We had a visceral response to the displays in the Monroe School that was very similar to what we felt in other Civil Rights Movement sites, such as the Southern Poverty Law Center Civil Rights Memorial in Montgomery, Alabama, and the Martin Luther King, Jr., National Historic Site in Atlanta, Georgia. and Central High School in Little Rock, Arkansas. It was an assault on our emotions and a challenge to our complacency. 

One of the arguments in Brown v. Board of Education was based on a test conducted by psychologists in the 1940s known as "the doll tests." White and African-American children were shown two baby dolls that were identical in every way except one was white with yellow hair and one was brown with black hair. They were asked to identify which doll they would rather play with, which one was nice and which one was bad, which one was a nicer color, and so on. A majority of the children preferred the white dolls, with the results being most pronounced among children who attended segregated schools. The researchers concluded that "prejudice, discrimination, and segregation" had created a feeling of inferiority among African-American children and had a negative impact on their self-esteem.

The second floor of the school focuses on what it was like to attend school at Monroe Elementary in the 1950s. For the most part, it was similar to my own elementary school milieu:

Well, I guess this is a little different from my school:

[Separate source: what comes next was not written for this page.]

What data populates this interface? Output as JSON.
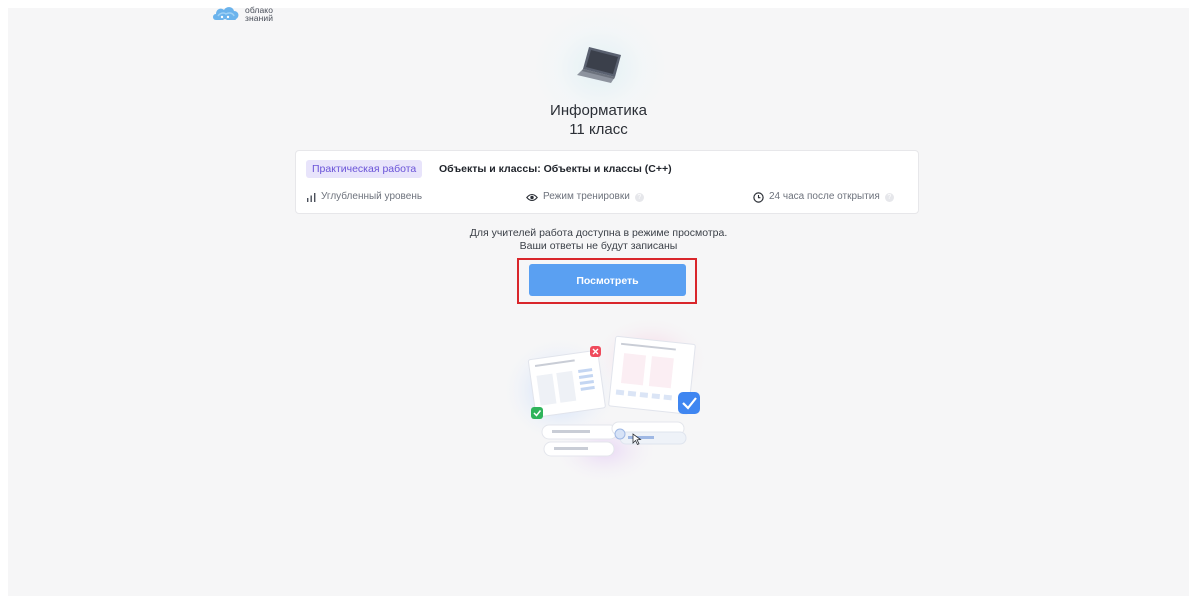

Finally, I learned a very interesting thing at the Monroe School: the song "Black and White," which was made popular by Three Dog Night in 1972, was actually written in 1954 in response to the Supreme Court Decision in Brown v. Board of Education. It was first recorded in 1956 by Pete Seeger:
Others also recorded the song, including Sammy Davis Jr., but it was Three Dog Night who took it to the top of the pop charts:
The Three Dog Night version in the video above omits the original first verse:
Their robes were black, their heads were white.
The schoolhouse doors were closed so tight.
Nine judges all set down their names
To end the years and years of shame.

In case you don't want to listen to the whole song, here are the lyrics (leaving out the repetitions):
The ink is black, the page is white,
Together we learn to read and write.
A child is black, a child is white,
The whole world looks upon the sight--
A beautiful sight.

And now a child can understand
That this is the law of all the land--
All the land.

The world is black, the world is white,
It turns by day and then by night.
A child is black, a child is white,
Together they grow to see the light--
To see the light.

And now, at last, we plainly see
We'll have a dance of liberty.

I happened on this wonderful book, Linda Brown, You Are Not Alone: The Brown v. Board of Education Decisionas I was writing this post. It is a collection of very personal essays, memoirs, and poems by ten of America's best children's authors. Some of the entries would be appropriate for children, and others are written for adults. Each of the authors experienced and wrote about the Supreme Court decision and the society that required the decision be made in his and her own way. My favorite entries are a heart-wrenching story by Newbery Award winner Jerry Spinelli about a black friend during his childhood and an equally sad memoir by Newbery Award winner Lois Lowry about a black foster child who came to stay with her family during the summer. Also included in the collection are pieces by Eloise Greenfield, Quincy Troupe, Katherine Paterson, Joyce Carol Thomas, Machael Cart, Ishmael Reed, Jean Craighead George, and Leona Nicholas Welch.

The material was collected and edited by Joyce Carol Thomas and published in 2003 to honor the 50th anniversary of Brown. Warm and wonderful full-page color illustrations by Curtis James accompany most of the entries:


  1. I really loved the Pete Seeger words to Black and White and of course I've always loved the Three Dog Night version. This time of our country's history brings out the emotion in me. Great post.

  2. Crazy that this took place in our lifetime. Interesting (and disturbing) history.

  3. Wow - I had forgotten all about this great song that I loved when I was younger. I loved the images in the video. Thanks for resurrecting some great memories and suggesting some books that I can pass on to grand children.